LISTED ENTRIES Block Start

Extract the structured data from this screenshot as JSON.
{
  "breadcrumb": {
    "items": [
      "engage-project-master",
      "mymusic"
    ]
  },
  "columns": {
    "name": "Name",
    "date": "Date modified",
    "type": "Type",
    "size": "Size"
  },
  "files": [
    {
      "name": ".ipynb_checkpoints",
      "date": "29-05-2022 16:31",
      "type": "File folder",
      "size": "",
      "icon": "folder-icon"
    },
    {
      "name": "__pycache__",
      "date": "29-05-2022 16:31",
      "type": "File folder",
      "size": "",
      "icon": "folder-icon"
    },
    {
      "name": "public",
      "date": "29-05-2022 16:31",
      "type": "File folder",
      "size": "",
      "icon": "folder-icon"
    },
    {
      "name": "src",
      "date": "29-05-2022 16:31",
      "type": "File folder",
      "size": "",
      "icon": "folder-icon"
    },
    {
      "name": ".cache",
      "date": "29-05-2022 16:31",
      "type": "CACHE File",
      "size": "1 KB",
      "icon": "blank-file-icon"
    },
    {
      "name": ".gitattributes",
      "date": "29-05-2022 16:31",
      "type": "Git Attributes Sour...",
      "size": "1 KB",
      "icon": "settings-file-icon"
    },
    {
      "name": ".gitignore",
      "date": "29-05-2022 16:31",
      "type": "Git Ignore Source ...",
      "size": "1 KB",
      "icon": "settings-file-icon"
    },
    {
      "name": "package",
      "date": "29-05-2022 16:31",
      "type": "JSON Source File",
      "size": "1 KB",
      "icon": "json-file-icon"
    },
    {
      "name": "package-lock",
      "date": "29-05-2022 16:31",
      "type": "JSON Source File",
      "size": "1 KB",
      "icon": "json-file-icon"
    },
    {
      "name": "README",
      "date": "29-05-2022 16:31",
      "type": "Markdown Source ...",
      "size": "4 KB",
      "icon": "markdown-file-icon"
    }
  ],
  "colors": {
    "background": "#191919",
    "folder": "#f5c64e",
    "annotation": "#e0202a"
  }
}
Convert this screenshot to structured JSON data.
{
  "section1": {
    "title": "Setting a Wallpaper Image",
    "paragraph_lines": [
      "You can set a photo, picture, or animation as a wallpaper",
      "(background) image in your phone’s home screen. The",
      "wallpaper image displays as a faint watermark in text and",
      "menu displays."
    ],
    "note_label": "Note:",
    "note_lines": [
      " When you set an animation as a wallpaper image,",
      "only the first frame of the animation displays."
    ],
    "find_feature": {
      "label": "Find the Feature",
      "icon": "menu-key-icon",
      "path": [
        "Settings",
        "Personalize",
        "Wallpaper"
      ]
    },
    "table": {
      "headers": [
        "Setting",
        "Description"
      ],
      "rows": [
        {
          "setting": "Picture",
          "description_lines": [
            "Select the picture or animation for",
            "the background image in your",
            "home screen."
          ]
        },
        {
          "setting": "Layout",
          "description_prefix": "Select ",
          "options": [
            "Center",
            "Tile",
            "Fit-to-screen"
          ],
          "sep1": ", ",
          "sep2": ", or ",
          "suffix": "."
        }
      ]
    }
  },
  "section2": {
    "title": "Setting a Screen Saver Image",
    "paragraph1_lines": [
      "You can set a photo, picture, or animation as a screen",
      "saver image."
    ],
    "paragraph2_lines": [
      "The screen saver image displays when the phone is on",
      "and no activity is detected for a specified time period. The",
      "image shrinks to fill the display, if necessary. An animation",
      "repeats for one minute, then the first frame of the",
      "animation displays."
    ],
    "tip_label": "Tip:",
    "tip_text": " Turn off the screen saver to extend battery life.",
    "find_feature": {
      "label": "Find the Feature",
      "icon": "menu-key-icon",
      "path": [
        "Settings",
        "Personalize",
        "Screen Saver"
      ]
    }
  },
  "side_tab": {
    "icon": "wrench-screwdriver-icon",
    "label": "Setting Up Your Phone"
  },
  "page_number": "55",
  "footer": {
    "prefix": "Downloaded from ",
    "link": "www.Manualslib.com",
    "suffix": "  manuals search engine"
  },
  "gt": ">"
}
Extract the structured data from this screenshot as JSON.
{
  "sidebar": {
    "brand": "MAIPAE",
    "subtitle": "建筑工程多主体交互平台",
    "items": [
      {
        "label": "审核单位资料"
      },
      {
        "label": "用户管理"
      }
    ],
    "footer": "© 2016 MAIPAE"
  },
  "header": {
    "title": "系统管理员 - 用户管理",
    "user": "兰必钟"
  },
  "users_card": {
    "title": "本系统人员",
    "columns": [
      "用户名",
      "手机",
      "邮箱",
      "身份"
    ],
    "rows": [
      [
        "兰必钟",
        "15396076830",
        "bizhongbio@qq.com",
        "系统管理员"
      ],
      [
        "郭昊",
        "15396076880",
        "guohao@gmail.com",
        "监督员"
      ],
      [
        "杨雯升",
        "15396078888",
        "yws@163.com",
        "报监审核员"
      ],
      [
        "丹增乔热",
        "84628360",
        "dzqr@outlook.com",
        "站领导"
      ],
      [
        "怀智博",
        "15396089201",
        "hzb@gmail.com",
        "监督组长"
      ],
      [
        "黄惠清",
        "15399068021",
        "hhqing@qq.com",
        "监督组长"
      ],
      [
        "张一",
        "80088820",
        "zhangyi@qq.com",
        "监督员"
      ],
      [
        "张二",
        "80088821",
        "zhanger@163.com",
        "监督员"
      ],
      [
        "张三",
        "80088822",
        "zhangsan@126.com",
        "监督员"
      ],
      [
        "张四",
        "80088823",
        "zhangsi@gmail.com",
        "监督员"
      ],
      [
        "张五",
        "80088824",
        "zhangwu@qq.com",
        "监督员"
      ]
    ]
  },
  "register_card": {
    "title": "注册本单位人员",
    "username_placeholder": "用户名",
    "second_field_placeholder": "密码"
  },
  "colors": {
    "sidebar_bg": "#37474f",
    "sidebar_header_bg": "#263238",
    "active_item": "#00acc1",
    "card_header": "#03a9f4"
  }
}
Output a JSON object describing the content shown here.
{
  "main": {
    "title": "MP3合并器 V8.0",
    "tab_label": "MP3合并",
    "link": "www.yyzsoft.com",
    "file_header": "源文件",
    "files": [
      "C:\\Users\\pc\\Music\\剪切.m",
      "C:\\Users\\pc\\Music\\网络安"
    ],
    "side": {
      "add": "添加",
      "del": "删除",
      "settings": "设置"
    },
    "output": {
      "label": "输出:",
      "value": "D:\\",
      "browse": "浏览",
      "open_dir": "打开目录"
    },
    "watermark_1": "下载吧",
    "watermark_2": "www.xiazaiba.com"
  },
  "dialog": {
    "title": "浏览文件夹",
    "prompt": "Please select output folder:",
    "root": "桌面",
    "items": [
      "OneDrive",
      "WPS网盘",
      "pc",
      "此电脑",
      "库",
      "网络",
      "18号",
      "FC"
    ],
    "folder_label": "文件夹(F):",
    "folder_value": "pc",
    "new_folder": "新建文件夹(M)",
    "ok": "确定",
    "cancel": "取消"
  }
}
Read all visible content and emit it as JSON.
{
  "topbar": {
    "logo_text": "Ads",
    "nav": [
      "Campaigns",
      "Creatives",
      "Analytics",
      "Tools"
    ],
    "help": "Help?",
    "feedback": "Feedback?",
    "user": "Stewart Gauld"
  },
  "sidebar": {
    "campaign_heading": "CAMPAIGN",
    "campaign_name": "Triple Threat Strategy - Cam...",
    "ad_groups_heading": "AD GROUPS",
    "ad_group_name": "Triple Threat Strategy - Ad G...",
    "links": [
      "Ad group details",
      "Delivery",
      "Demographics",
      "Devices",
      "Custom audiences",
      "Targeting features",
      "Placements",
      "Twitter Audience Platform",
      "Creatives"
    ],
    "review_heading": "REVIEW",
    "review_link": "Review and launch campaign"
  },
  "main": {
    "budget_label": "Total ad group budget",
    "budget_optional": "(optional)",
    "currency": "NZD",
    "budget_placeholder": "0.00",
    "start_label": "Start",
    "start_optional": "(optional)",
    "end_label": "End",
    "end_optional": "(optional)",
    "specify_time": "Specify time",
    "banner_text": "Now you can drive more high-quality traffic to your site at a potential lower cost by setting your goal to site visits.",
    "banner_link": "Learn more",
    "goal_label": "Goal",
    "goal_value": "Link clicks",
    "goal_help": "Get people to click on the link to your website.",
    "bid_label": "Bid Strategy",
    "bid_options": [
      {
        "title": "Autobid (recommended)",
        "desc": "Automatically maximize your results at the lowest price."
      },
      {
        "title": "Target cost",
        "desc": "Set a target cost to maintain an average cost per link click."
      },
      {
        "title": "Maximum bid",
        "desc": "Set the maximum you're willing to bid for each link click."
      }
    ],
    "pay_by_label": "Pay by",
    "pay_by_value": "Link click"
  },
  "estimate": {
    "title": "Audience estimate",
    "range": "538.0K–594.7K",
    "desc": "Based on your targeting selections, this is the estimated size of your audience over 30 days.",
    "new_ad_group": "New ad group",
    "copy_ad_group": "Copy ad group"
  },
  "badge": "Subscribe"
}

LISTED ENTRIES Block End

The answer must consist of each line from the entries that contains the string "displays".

      "wallpaper image displays as a faint watermark in text and",
      "menu displays."
      "only the first frame of the animation displays."
      "The screen saver image displays when the phone is on",
      "animation displays."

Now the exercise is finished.